**Information shown**

---+---

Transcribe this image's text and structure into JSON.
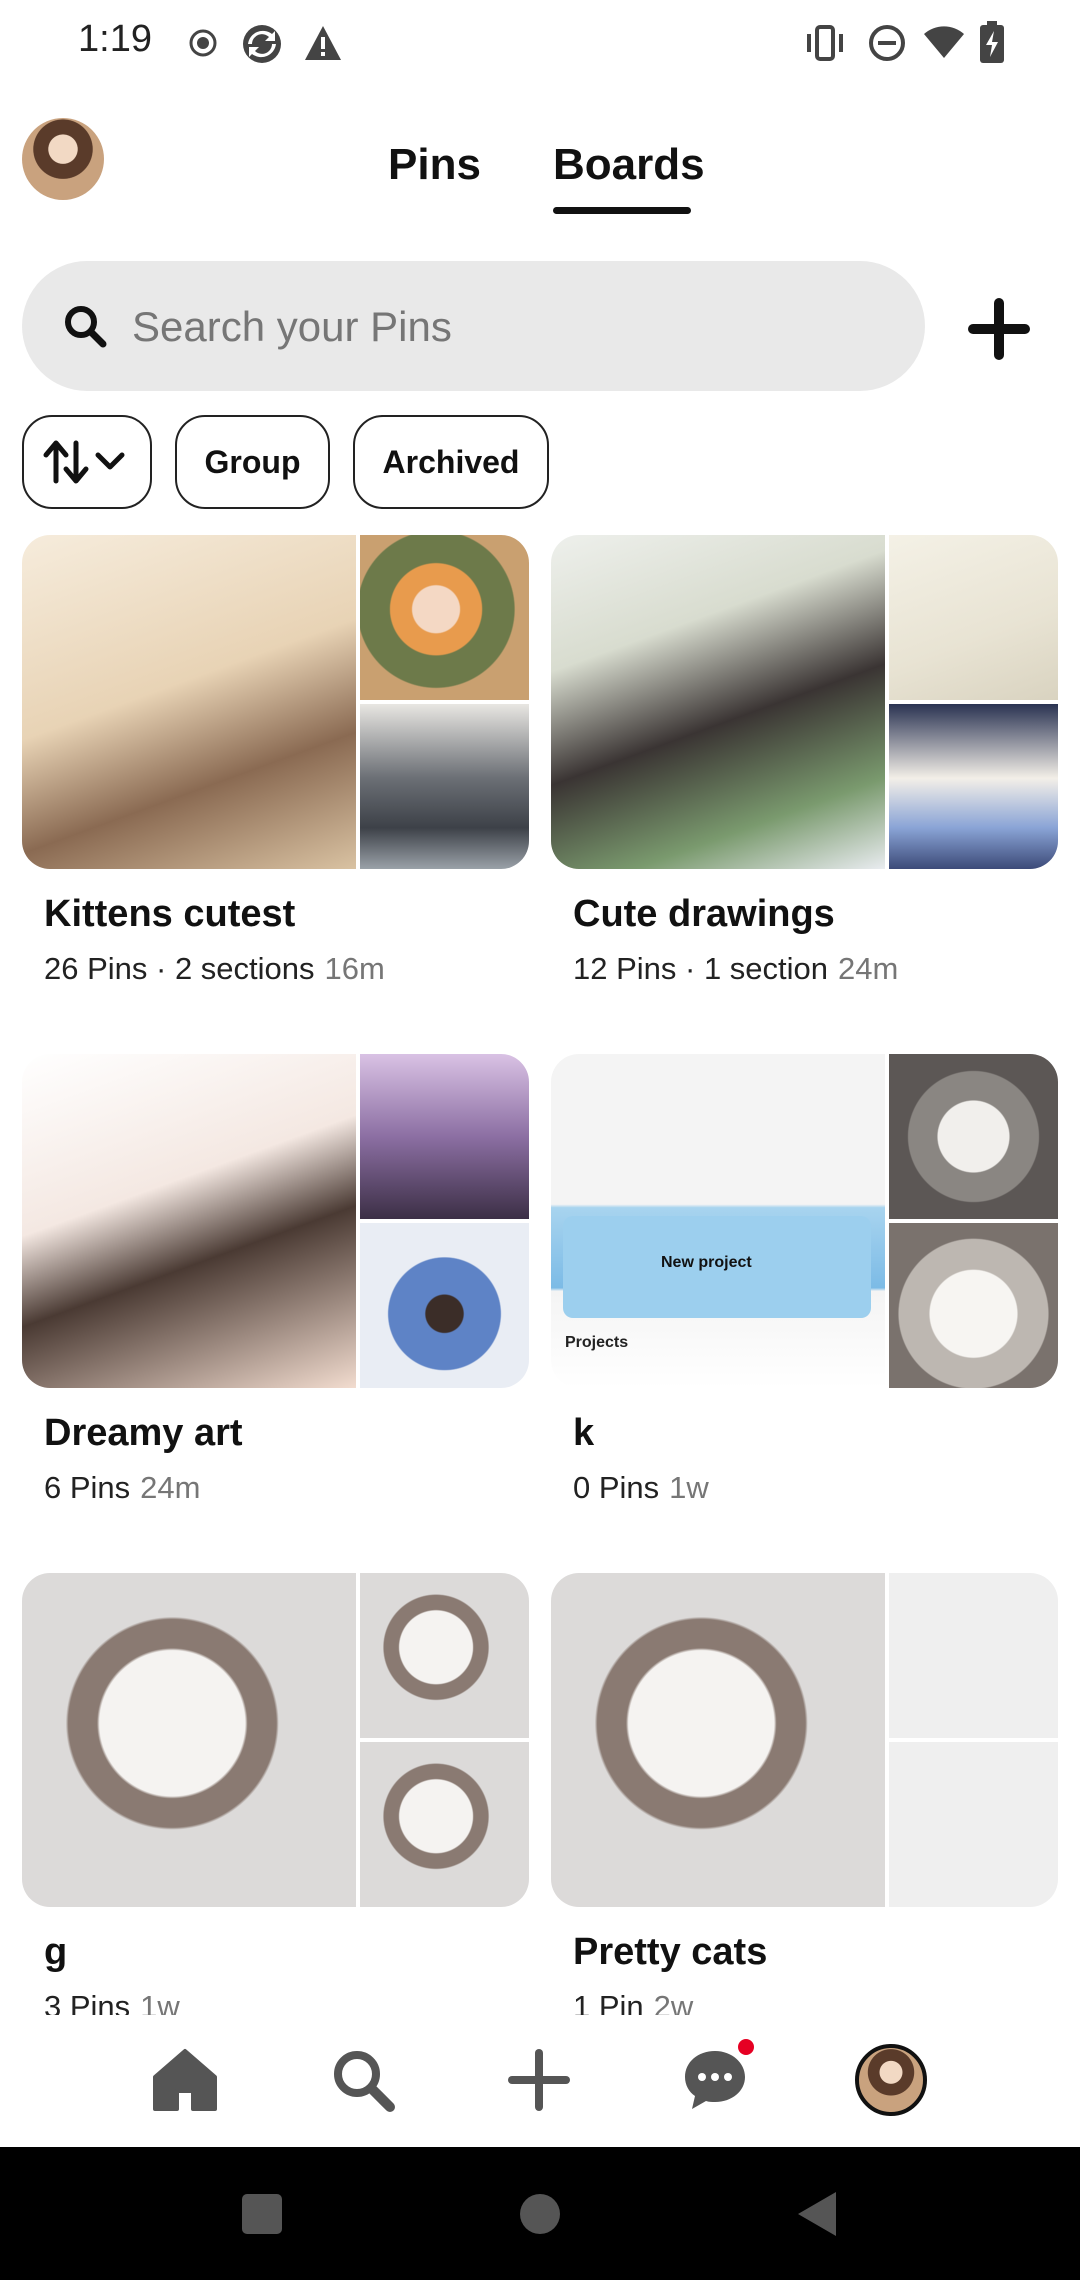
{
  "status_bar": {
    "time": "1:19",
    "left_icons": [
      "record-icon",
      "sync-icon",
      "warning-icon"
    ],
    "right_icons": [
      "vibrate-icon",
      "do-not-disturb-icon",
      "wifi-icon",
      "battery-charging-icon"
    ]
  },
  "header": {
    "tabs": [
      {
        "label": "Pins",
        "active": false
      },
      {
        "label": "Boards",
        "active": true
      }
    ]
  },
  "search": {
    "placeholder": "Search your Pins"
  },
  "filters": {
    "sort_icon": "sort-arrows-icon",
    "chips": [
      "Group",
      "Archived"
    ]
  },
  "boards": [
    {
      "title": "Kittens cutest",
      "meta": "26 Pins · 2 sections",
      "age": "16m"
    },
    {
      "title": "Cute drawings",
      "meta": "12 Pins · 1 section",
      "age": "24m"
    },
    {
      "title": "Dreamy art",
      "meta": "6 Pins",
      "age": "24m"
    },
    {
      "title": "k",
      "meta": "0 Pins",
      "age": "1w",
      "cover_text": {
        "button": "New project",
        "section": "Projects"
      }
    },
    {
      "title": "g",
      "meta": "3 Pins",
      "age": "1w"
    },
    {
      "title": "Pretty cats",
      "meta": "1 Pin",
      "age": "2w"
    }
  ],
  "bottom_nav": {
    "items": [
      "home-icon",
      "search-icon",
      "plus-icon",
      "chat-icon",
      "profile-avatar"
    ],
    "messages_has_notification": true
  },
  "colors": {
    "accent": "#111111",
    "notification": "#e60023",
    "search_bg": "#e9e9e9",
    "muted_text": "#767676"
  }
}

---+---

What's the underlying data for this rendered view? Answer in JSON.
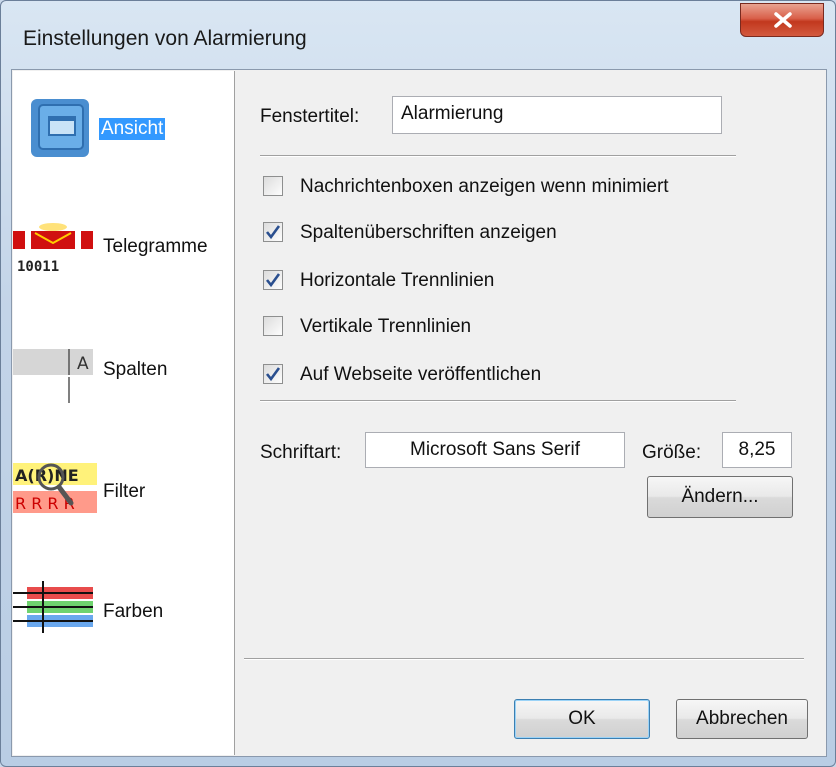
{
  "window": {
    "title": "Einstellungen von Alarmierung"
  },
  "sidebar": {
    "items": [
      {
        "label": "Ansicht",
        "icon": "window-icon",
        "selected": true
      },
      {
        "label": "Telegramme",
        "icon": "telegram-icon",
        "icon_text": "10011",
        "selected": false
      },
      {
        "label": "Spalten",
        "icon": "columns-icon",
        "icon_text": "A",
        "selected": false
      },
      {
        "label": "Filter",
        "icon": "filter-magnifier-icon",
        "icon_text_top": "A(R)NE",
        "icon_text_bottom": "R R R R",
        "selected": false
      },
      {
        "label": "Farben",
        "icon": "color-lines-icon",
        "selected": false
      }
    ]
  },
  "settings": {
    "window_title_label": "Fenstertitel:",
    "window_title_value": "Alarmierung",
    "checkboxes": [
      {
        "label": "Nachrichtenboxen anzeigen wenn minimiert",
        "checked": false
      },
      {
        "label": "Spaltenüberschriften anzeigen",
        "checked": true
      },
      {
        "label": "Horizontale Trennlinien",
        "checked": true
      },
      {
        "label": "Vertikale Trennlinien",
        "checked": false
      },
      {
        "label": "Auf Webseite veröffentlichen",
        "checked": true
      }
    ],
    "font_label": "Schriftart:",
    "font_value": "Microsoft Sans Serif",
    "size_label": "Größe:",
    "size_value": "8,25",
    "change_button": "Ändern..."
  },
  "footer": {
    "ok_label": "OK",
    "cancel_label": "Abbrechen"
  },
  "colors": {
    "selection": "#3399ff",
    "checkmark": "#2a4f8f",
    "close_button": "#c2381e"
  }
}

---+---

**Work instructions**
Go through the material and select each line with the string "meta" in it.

**Written answer**
      "meta": "26 Pins · 2 sections",
      "meta": "12 Pins · 1 section",
      "meta": "6 Pins",
      "meta": "0 Pins",
      "meta": "3 Pins",
      "meta": "1 Pin",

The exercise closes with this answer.